A witness who was fishing on the opposite side of Plum Island's jetty reported he saw the boat accelerate toward the jetty as if intending to "jump" the series of jagged rocks. But Russell Hilliard, who is Coellner's uncle and the presumed owner of the boat, told police the group saw the jetties only as they got up close to them and were carried by a tidal surge into them.
It's hoped that clues can be found in the hull of the boat, which could be lying in a deep section of the river known as "the hole," according to Tow Boat US operator Michael Goodridge. Though state police said they had located the boat on the ocean floor Thursday morning, Goodridge thinks what they actually located was the deck and pulpit of the boat that he pulled from 50 feet of water yesterday.
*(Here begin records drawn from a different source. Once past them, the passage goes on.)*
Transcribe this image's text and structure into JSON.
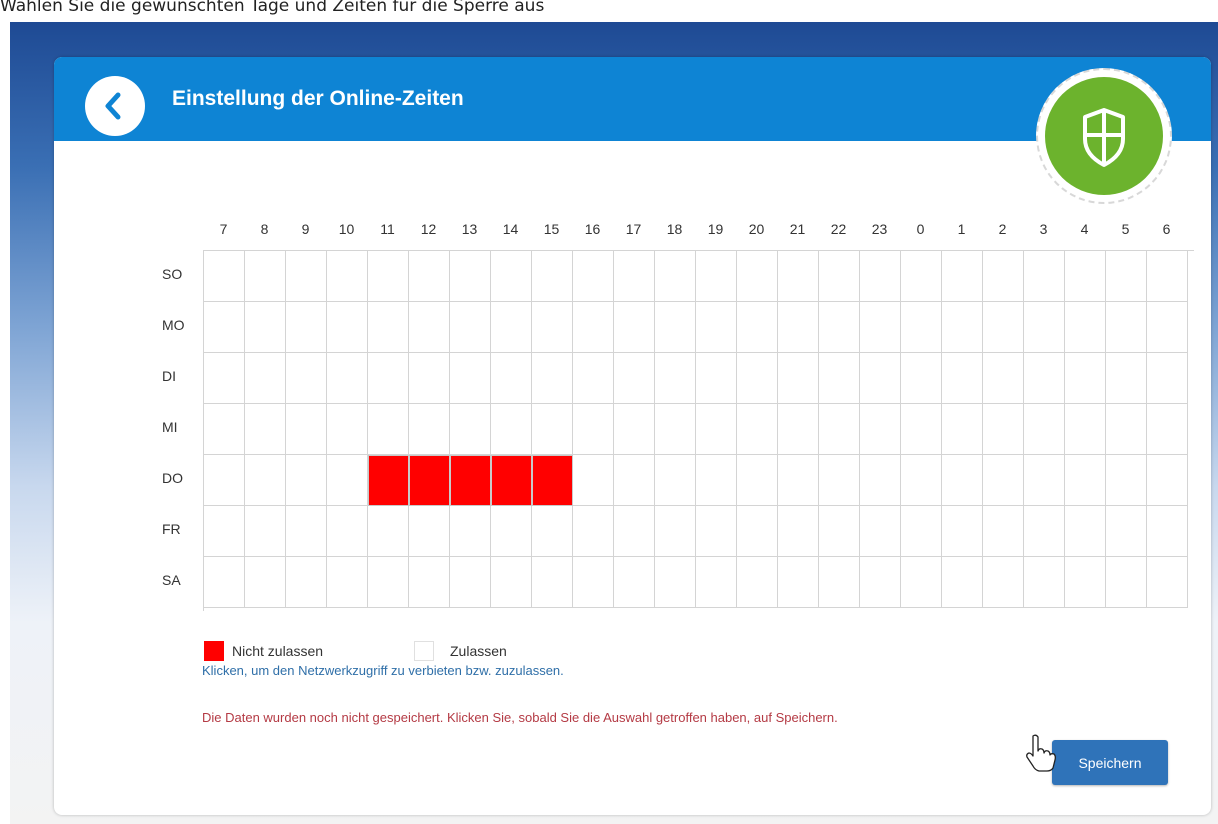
{
  "caption": "Wählen Sie die gewünschten Tage und Zeiten für die Sperre aus",
  "header": {
    "title": "Einstellung der Online-Zeiten"
  },
  "icons": {
    "back": "chevron-left-icon",
    "shield": "shield-icon",
    "cursor": "hand-pointer-icon"
  },
  "schedule": {
    "hours": [
      "7",
      "8",
      "9",
      "10",
      "11",
      "12",
      "13",
      "14",
      "15",
      "16",
      "17",
      "18",
      "19",
      "20",
      "21",
      "22",
      "23",
      "0",
      "1",
      "2",
      "3",
      "4",
      "5",
      "6"
    ],
    "days": [
      "SO",
      "MO",
      "DI",
      "MI",
      "DO",
      "FR",
      "SA"
    ],
    "blocked": {
      "DO": [
        "11",
        "12",
        "13",
        "14",
        "15"
      ]
    }
  },
  "legend": {
    "blocked_label": "Nicht zulassen",
    "allowed_label": "Zulassen"
  },
  "hint": "Klicken, um den Netzwerkzugriff zu verbieten bzw. zuzulassen.",
  "warning": "Die Daten wurden noch nicht gespeichert. Klicken Sie, sobald Sie die Auswahl getroffen haben, auf Speichern.",
  "save_label": "Speichern",
  "colors": {
    "header": "#0e84d4",
    "blocked": "#ff0000",
    "shield_badge": "#6cb32d",
    "save_button": "#2f73b9",
    "warning_text": "#b43a44",
    "hint_text": "#2f6fa8"
  }
}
Goodridge said the top deck section police located has been moving with the tides since the accident, after it was ripped from the hull due to wave and current activity. He plans to go out today and dive again along the outskirts of the jetty in search of that boat section.
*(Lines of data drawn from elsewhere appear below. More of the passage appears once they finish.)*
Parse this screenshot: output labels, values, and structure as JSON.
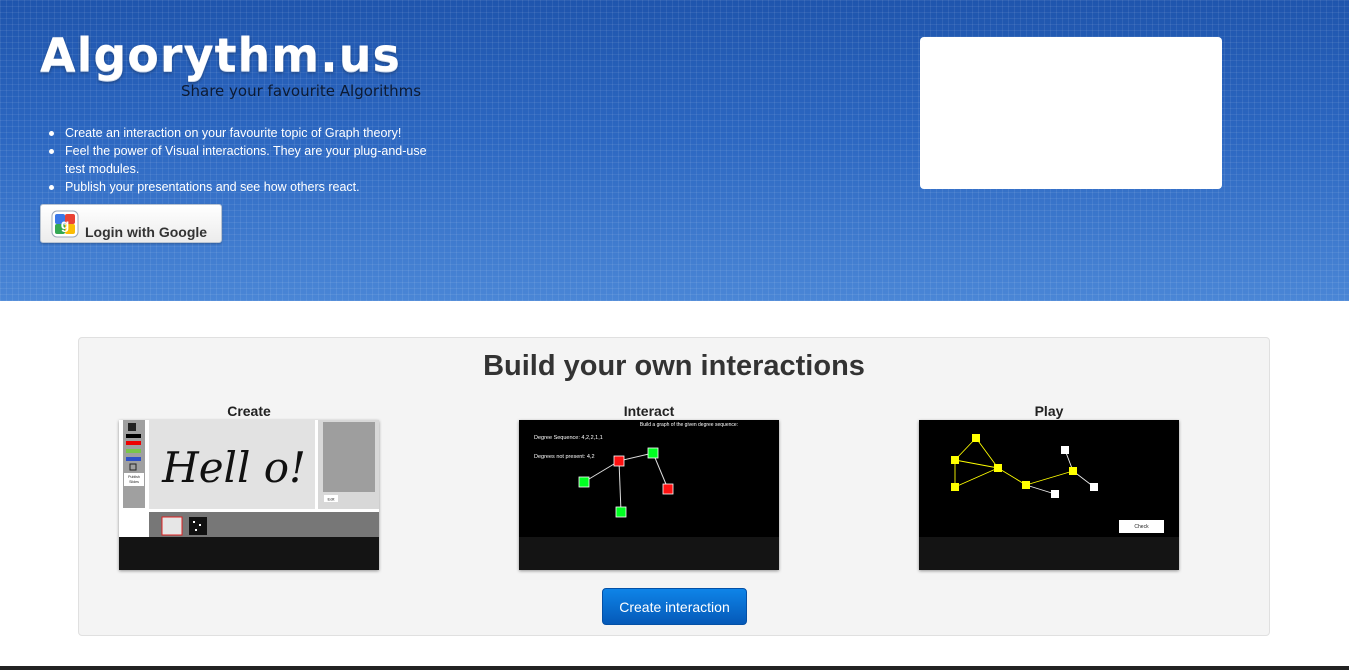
{
  "header": {
    "logo": "Algorythm.us",
    "tagline": "Share your favourite Algorithms",
    "features": [
      "Create an interaction on your favourite topic of Graph theory!",
      "Feel the power of Visual interactions. They are your plug-and-use test modules.",
      "Publish your presentations and see how others react."
    ],
    "login_label": "Login with Google"
  },
  "main": {
    "title": "Build your own interactions",
    "columns": [
      {
        "label": "Create"
      },
      {
        "label": "Interact"
      },
      {
        "label": "Play"
      }
    ],
    "create_shot": {
      "handwriting": "Hell o!",
      "publish_label": "Publish Slides",
      "edit_label": "Edit"
    },
    "interact_shot": {
      "prompt": "Build a graph of the given degree sequence:",
      "degree_sequence": "Degree Sequence: 4,2,2,1,1",
      "degrees_missing": "Degrees not present: 4,2"
    },
    "play_shot": {
      "check_label": "Check"
    },
    "cta_label": "Create interaction"
  },
  "colors": {
    "hero_blue": "#2f6cc4",
    "cta_blue": "#0a6fd6",
    "node_green": "#00ff22",
    "node_red": "#ff1111",
    "node_yellow": "#ffff00"
  }
}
"It's a big ocean," Goodridge said. "The hull wouldn't be moving. I'd say it has to be in a certain part of the river to have the wave action tear it apart like this."
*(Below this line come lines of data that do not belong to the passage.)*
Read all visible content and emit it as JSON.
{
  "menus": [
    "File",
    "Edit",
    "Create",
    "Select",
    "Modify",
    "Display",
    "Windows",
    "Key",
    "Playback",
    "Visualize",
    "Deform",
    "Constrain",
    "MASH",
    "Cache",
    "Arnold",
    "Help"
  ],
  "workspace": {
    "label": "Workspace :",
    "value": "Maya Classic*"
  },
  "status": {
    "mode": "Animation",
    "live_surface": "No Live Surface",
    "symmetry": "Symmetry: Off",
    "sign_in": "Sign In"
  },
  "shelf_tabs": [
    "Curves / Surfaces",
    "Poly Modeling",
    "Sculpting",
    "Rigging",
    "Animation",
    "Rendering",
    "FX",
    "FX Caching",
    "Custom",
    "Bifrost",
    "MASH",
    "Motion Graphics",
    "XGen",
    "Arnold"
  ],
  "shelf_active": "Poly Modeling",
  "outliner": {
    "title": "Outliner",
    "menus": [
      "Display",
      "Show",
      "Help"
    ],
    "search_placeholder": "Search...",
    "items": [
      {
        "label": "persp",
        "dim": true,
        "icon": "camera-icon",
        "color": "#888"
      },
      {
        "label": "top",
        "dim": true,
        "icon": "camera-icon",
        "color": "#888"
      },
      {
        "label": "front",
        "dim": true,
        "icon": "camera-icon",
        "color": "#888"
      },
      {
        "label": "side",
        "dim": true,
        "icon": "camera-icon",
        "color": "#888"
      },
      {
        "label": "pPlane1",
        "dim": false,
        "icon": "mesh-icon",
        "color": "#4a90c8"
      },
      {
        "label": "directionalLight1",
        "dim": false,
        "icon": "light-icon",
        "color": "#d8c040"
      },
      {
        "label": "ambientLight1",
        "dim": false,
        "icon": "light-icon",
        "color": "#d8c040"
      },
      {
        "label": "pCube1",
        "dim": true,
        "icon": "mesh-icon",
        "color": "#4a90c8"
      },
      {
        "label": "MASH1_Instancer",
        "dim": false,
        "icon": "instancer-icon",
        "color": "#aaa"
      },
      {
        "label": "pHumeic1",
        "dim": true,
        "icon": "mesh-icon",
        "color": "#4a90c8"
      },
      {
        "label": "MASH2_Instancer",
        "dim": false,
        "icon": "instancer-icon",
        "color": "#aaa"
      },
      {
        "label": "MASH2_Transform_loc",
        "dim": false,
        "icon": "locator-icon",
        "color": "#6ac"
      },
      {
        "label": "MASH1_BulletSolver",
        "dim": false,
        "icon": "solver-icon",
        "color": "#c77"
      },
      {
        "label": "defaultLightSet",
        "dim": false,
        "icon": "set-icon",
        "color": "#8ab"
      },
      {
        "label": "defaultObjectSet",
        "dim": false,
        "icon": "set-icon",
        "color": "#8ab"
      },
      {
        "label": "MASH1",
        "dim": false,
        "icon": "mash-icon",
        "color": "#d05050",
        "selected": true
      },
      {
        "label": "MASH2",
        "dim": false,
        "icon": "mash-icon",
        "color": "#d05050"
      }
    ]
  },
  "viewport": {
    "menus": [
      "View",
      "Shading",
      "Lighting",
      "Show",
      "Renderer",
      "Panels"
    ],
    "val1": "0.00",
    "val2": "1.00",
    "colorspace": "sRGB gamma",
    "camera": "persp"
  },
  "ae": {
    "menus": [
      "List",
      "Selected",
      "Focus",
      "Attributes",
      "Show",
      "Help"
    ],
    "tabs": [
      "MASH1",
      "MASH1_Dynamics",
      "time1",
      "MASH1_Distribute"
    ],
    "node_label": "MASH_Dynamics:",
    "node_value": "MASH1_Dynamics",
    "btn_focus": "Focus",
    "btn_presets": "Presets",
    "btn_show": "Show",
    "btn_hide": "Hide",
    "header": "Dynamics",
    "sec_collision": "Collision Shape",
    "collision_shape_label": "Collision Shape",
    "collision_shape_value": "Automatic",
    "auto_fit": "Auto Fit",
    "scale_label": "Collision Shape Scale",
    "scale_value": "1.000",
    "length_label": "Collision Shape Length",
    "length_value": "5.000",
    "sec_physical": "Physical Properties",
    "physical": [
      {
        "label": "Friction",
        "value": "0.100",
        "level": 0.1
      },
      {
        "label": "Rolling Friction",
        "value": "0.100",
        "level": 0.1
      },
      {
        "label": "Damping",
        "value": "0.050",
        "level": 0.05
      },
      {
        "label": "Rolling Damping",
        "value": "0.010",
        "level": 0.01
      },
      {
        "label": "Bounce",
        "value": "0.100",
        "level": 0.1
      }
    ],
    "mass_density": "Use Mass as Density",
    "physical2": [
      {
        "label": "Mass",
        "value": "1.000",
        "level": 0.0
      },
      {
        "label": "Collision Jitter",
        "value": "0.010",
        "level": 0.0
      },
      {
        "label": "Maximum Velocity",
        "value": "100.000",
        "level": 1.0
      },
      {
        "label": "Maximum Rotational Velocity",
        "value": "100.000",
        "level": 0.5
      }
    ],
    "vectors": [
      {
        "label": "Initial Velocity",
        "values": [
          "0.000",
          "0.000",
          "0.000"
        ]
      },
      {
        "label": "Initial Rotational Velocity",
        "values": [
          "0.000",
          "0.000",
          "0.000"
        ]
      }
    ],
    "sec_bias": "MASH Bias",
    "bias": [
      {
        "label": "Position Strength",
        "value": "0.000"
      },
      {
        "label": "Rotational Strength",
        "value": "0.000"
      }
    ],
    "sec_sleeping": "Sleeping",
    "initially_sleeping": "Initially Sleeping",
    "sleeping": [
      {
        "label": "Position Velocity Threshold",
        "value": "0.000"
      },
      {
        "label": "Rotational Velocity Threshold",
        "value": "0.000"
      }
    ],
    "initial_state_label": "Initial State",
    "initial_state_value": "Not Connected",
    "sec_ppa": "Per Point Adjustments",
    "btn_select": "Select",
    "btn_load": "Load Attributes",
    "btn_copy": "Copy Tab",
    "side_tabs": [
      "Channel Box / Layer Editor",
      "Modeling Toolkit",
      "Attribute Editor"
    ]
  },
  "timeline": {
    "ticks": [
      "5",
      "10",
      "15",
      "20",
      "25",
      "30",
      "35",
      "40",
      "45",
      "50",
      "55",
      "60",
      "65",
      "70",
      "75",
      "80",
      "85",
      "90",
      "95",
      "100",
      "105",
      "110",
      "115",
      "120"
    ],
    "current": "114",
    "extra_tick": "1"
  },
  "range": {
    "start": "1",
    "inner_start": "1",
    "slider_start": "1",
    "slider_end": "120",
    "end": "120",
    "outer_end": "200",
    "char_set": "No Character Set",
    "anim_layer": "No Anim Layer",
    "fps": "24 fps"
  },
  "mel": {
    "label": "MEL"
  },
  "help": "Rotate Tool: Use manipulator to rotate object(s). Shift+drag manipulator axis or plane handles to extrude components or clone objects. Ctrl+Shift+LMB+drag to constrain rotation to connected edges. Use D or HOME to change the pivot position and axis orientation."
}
Salisbury police will continue their investigation. They're in a holding pattern for now, said L'Esperance, who acknowledged yesterday the toll these unanswered questions have on the family and friends of Coellner.
"We've done everything we can do at this point," he said. "It's very unfortunate for the family."